PROBLEM TO WORK ON >>
Copy the data exactly. Images are to be left out.

LISTED RECORDS >>
==================================================
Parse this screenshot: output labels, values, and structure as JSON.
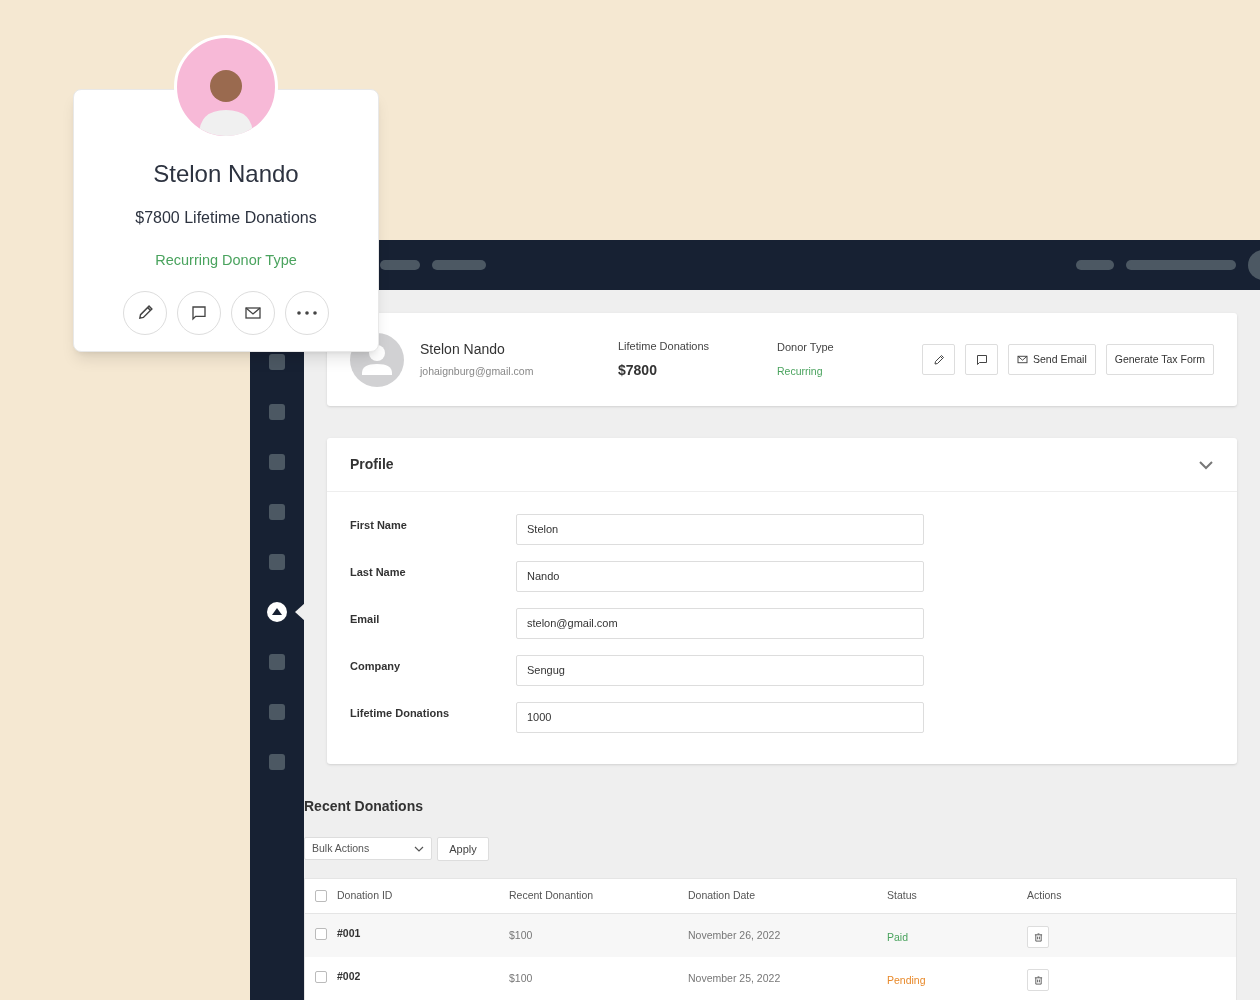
{
  "donor_card": {
    "name": "Stelon Nando",
    "lifetime": "$7800 Lifetime Donations",
    "donor_type": "Recurring Donor Type"
  },
  "sidebar": {
    "items": [
      {
        "selected": false
      },
      {
        "selected": false
      },
      {
        "selected": false
      },
      {
        "selected": false
      },
      {
        "selected": false
      },
      {
        "selected": true
      },
      {
        "selected": false
      },
      {
        "selected": false
      },
      {
        "selected": false
      }
    ]
  },
  "header": {
    "name": "Stelon Nando",
    "email": "johaignburg@gmail.com",
    "lifetime_label": "Lifetime Donations",
    "lifetime_value": "$7800",
    "type_label": "Donor Type",
    "type_value": "Recurring",
    "buttons": [
      "Send Email",
      "Generate Tax Form"
    ]
  },
  "profile": {
    "title": "Profile",
    "expanded": true,
    "fields": [
      {
        "label": "First Name",
        "value": "Stelon"
      },
      {
        "label": "Last Name",
        "value": "Nando"
      },
      {
        "label": "Email",
        "value": "stelon@gmail.com"
      },
      {
        "label": "Company",
        "value": "Sengug"
      },
      {
        "label": "Lifetime Donations",
        "value": "1000"
      }
    ]
  },
  "recent_donations": {
    "title": "Recent Donations",
    "bulk_select": "Bulk Actions",
    "apply": "Apply",
    "columns": [
      "Donation ID",
      "Recent Donantion",
      "Donation Date",
      "Status",
      "Actions"
    ],
    "all_checked": false,
    "rows": [
      {
        "id": "#001",
        "amount": "$100",
        "date": "November 26, 2022",
        "status": "Paid",
        "kind": "paid",
        "checked": false
      },
      {
        "id": "#002",
        "amount": "$100",
        "date": "November 25, 2022",
        "status": "Pending",
        "kind": "pending",
        "checked": false
      }
    ]
  }
}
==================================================
RESULT FOR THIS TASK >>
Parse this screenshot: output labels, values, and structure as JSON.
{
  "donor_card": {
    "name": "Stelon Nando",
    "lifetime": "$7800 Lifetime Donations",
    "donor_type": "Recurring Donor Type"
  },
  "sidebar": {
    "items": [
      {
        "selected": false
      },
      {
        "selected": false
      },
      {
        "selected": false
      },
      {
        "selected": false
      },
      {
        "selected": false
      },
      {
        "selected": true
      },
      {
        "selected": false
      },
      {
        "selected": false
      },
      {
        "selected": false
      }
    ]
  },
  "header": {
    "name": "Stelon Nando",
    "email": "johaignburg@gmail.com",
    "lifetime_label": "Lifetime Donations",
    "lifetime_value": "$7800",
    "type_label": "Donor Type",
    "type_value": "Recurring",
    "buttons": [
      "Send Email",
      "Generate Tax Form"
    ]
  },
  "profile": {
    "title": "Profile",
    "expanded": true,
    "fields": [
      {
        "label": "First Name",
        "value": "Stelon"
      },
      {
        "label": "Last Name",
        "value": "Nando"
      },
      {
        "label": "Email",
        "value": "stelon@gmail.com"
      },
      {
        "label": "Company",
        "value": "Sengug"
      },
      {
        "label": "Lifetime Donations",
        "value": "1000"
      }
    ]
  },
  "recent_donations": {
    "title": "Recent Donations",
    "bulk_select": "Bulk Actions",
    "apply": "Apply",
    "columns": [
      "Donation ID",
      "Recent Donantion",
      "Donation Date",
      "Status",
      "Actions"
    ],
    "all_checked": false,
    "rows": [
      {
        "id": "#001",
        "amount": "$100",
        "date": "November 26, 2022",
        "status": "Paid",
        "kind": "paid",
        "checked": false
      },
      {
        "id": "#002",
        "amount": "$100",
        "date": "November 25, 2022",
        "status": "Pending",
        "kind": "pending",
        "checked": false
      }
    ]
  }
}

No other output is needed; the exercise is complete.